Proposed Ice Rink Lands City in ‘Hot Water’

Minnesota town will capture geothermal energy to power curling facility.

by / April 25, 2011
David Jacobson, U.S. ambassador to Canada, shows off his curling skills. U.S. Embassy to Canada

Curling — similar to shuffleboard, but on ice — is a sport most people only see on TV during the Winter Olympics. But in Blaine, Minn., the sport is in high demand, so much so that the city could use a dedicated curling facility.

Ironically hybrid geothermal technology could make the icy endeavor a reality.

The private, nonprofit Fogerty Arena originally introduced plans to build a curling facility to the Blaine City Council in 2008, but the facility wasn’t built because the arena couldn’t finance the project, according to Dave Clark, councilman and the council’s arena liaison.

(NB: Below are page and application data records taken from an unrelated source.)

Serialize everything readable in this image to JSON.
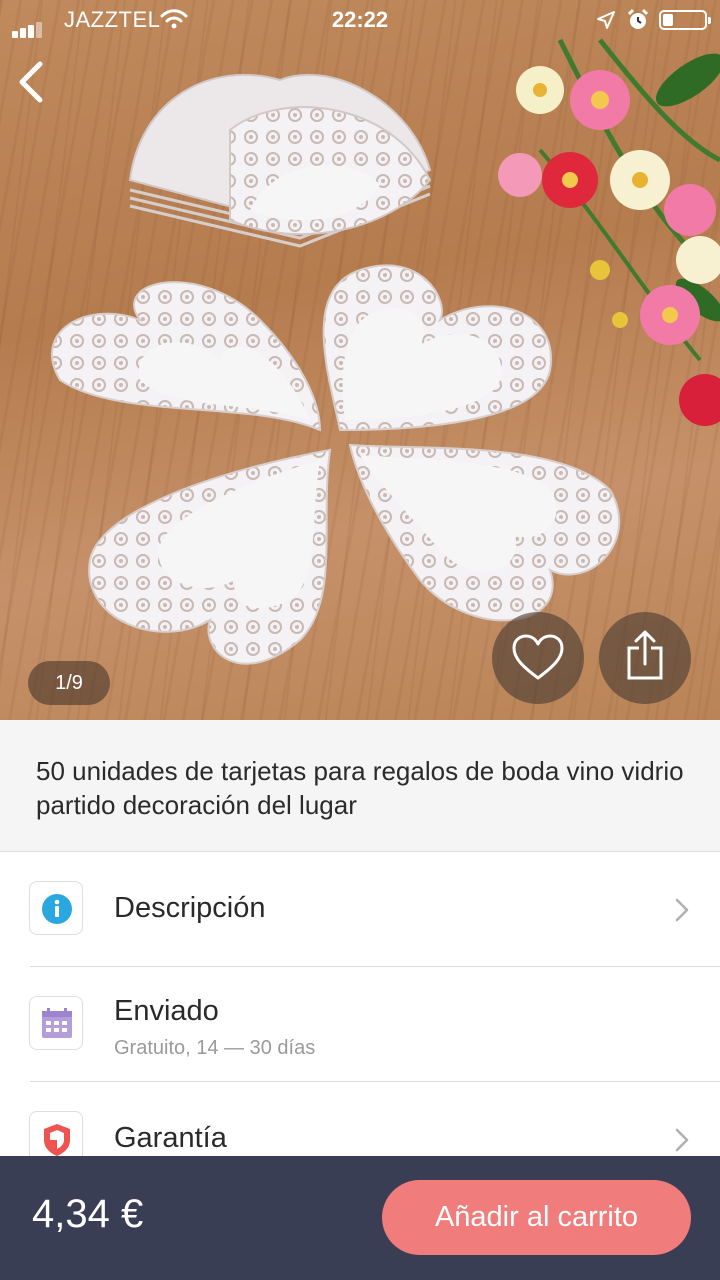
{
  "status_bar": {
    "carrier": "JAZZTEL",
    "time": "22:22"
  },
  "product": {
    "image_counter": "1/9",
    "title": "50 unidades de tarjetas para regalos de boda vino vidrio partido decoración del lugar",
    "price": "4,34 €"
  },
  "icons": {
    "back": "chevron-left-icon",
    "favorite": "heart-outline-icon",
    "share": "share-icon",
    "description": "info-icon",
    "shipping": "calendar-icon",
    "warranty": "shield-icon",
    "row_chevron": "chevron-right-icon"
  },
  "rows": {
    "description": {
      "label": "Descripción"
    },
    "shipping": {
      "label": "Enviado",
      "detail": "Gratuito, 14 — 30 días"
    },
    "warranty": {
      "label": "Garantía"
    }
  },
  "actions": {
    "add_to_cart": "Añadir al carrito"
  },
  "colors": {
    "accent": "#f07c7c",
    "bottom_bar": "#3a3e55",
    "info_icon": "#2aa7de",
    "calendar_icon": "#b39ddb",
    "shield_icon": "#ef5350"
  }
}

Mark Clasen, the arena’s manager, reintroduced the plan to the City Council after learning a similar project using hybrid geothermal technology in Brooklyn Park, Minn. Last fall, the Brooklyn Park project got Clasen’s attention. Over the course of the winter, Clasen and his staff have been tracking the project’s positive results.

“The improvements will use geothermal heat from the city’s water system to efficiently cool the rinks and heat portions of the building,” according Brooklyn Park’s official government website.

Clark said although Fogerty Arena’s project couldn’t get off the ground in 2008, the arena may qualify for grants by using the hybrid geothermal technology.

“What is different with this opportunity is they’ve come across some geothermal heating technology that basically allows them to draw heat or cooling from the city water tower located across the street,” Clark said. “By tapping that source of geothermal energy, it’s possible that the building will qualify for grants and different programs that might put them over the top in terms of getting the funding to work out.”

Clasen said he would like to combine the curling facility project with renovations to Fogerty’s 30-year-old south rink. By combining the two projects, there would be only one refrigeration room for the arena and curling facility, instead of constructing two rooms. From the refrigeration room, the arena could access the city’s water tower located 150 feet away.

“We’re not using the water at all,” Clasen said. “It’s a closed loop — a percentage of the water is being routed through the refrigeration room where we’re literally either adding or subtracting energy from that water as needed.”

Clasen said renovating the south arena and building the curling facility could cost between $600,000 to $1 million.

The City Council has tentatively approved the arena’s use of the city’s water tower, but first the city plans to do research and due diligence to ensure the approach won’t negatively impact water quality.

“First and foremost, it’s a city well,” Clark said. “It’s going to provide clean drinking water and anything that prevents that operation from happening is obviously not going to be allowed.”

Sarah Rich

In 2008, Sarah Rich graduated from California State University, Chico, where she majored in news-editorial journalism and minored in sociology. She wrote for for Government Technology magazine from 2010 through 2013.